Aliens on the Border
Latin@ Rising: An Anthology of Latin@ Science Fiction & Fantasy
Edited by Matthew David Goodwin (Wings Press, 2017)
Beyond the onboard inclusiveness of the original Star Trek series or the fantasies of mutant acceptance in the X-Men comics, science fiction is not the most inviting sandbox for people of color to play in. This genre of anticipatory dreams and hallucinatory dread has never had a problem espousing Übermensch ideals or pushing fascistic eugenics as go-to plot points. Fantasy fiction, with its true blood tendencies and white wizard drama, fares no better.
Cut to Latin@ Rising, a nuanced and necessary anthology that seeks to bring brown voices to the speculative fore. At points mirthful and at turns absolutely morose, the two dozen pieces collected in Latin@ Rising are all tinged with an otherworldly frisson of familiarity that perhaps only socially-conscious speculative work can provide.
Editor Mathew David Goodwin, an Assistant Professor at the University of Puerto Rico, notes the transitory moods and general eclecticism of his anthology by likening its assemblage to songs on a mix tape “in which there is an ebb and flow as you move through the loud and brash, the quiet and thoughtful.”
In Kathleen Alcalá’s “The Road to Nyer,” a character’s curiosity about genealogical truths takes the form of time-slip tourism that reveals stark sacrifices linked to ethnic secrecy in old world Catalonia. In “Sin Embargo,” Guatemalan-born journalist/novelist Sabrina Vourvoulias offers rare insight into the verbal coding endured by immigrants while highlighting atrocities of Guatemala’s so called “dirty wars.”
Most of the pieces – from the irony-infested comedy of Richie Naravaez’s “Room for Rent” to the avant-garde heartbreak of Giannina Braschi’s 9/11 mediation “Death of the Businessman” – lack anything close to optimism. But a few works, such as a good natured buddy comedy offered in Ana Castillo’s “Cowboy Medium” or the lunatic alternative space race history of visual artist ADAL’s “Coconauts in Space,” bring a refreshing balance to a book linked by themes of unrest and austerity.
In “Monstro,” Pulitzer Prize-winning writer Junot Diaz extends the metaphor of subjugation and unification to monolithic levels with a savvy, scary story in which a flesh-eating disease causes terror to erupt in Haiti. In “Caridad,” Alex Hernandez deftly takes the hive mind trope so familiar to SF to new levels while illuminating the sacrifices bright Latinas often make in order to support their families.
There is a healthy dose of kink in this collection as well. Carmen Maria Machado’s “Difficult at Parties” posits a fetishistic brand of medicinal porn that screws with reality while healing a marriage. Alejandra Sanchez explores an atavistic end to body shame in “The Drain,” a horror story that grapples darkly with the body issues faces by women of color.

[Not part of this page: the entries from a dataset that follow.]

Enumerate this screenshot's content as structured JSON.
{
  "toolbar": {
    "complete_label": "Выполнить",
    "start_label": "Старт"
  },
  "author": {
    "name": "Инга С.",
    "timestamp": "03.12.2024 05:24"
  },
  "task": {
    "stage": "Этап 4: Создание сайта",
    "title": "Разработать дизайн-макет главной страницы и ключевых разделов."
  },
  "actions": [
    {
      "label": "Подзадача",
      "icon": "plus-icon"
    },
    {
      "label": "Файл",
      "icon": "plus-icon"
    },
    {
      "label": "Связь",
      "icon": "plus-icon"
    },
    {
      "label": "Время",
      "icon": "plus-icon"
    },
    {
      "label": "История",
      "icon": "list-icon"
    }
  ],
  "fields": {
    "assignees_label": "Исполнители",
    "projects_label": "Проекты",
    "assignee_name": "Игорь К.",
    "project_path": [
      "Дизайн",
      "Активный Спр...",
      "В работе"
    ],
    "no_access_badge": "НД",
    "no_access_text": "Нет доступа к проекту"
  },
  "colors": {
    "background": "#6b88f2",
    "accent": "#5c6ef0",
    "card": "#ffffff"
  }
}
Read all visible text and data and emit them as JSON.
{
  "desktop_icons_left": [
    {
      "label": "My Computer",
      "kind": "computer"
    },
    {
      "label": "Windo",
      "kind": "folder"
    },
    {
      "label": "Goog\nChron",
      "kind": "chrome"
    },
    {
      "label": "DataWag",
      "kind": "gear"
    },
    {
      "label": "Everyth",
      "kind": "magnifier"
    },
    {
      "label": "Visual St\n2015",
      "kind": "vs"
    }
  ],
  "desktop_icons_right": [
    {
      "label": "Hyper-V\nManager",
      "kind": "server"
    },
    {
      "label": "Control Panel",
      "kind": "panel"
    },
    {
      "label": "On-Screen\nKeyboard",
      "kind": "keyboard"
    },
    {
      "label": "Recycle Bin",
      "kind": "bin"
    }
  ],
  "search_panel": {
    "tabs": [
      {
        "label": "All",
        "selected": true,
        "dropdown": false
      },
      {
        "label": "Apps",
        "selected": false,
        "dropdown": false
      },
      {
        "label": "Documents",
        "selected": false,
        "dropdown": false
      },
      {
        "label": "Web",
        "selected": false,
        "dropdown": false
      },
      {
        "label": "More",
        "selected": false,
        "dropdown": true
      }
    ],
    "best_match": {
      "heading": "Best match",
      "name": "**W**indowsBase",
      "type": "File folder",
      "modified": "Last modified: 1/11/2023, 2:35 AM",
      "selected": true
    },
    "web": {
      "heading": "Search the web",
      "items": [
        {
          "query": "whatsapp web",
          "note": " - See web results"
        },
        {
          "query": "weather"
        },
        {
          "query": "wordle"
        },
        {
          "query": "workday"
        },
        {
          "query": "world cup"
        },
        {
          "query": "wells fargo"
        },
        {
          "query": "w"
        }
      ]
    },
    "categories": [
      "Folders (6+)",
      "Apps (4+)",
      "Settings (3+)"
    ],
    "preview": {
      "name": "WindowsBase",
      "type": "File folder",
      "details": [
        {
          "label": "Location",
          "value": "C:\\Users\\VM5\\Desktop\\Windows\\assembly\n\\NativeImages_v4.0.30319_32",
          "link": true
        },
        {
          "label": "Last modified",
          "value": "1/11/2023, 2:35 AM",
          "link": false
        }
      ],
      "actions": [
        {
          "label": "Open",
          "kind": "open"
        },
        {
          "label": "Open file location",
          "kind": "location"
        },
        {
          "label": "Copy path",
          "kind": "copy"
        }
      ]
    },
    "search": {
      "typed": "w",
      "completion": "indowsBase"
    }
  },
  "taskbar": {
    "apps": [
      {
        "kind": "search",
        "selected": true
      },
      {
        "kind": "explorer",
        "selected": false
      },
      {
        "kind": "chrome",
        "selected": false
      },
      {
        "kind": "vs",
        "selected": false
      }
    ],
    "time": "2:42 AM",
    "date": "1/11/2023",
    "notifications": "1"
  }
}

Ernest Hogan offers his unique political prescience in “Flying under the Texas Radar with Paco and Los Freetails.” This comic gem envisions a Lone Star state of mind wherein a rocker can be rocked off-world for not being Texas enough. As Hogan’s hero explains, “the whole Texas secession thing was largely the work of a billionaire/politician/entrepreneur named Bill-Bob Paolozzi who, quasi-legally, in the name of the Second Amendment, acquired some nuclear weapons.”
With an enlightening introduction provided by Frederick Luis Aldama, in which the noted expert on Latino Pop culture confesses that movies like Blade Runner and Donnie Darko had a more measurable influence on his academic career than, say, Pride and Prejudice, this collection educates while it entertains.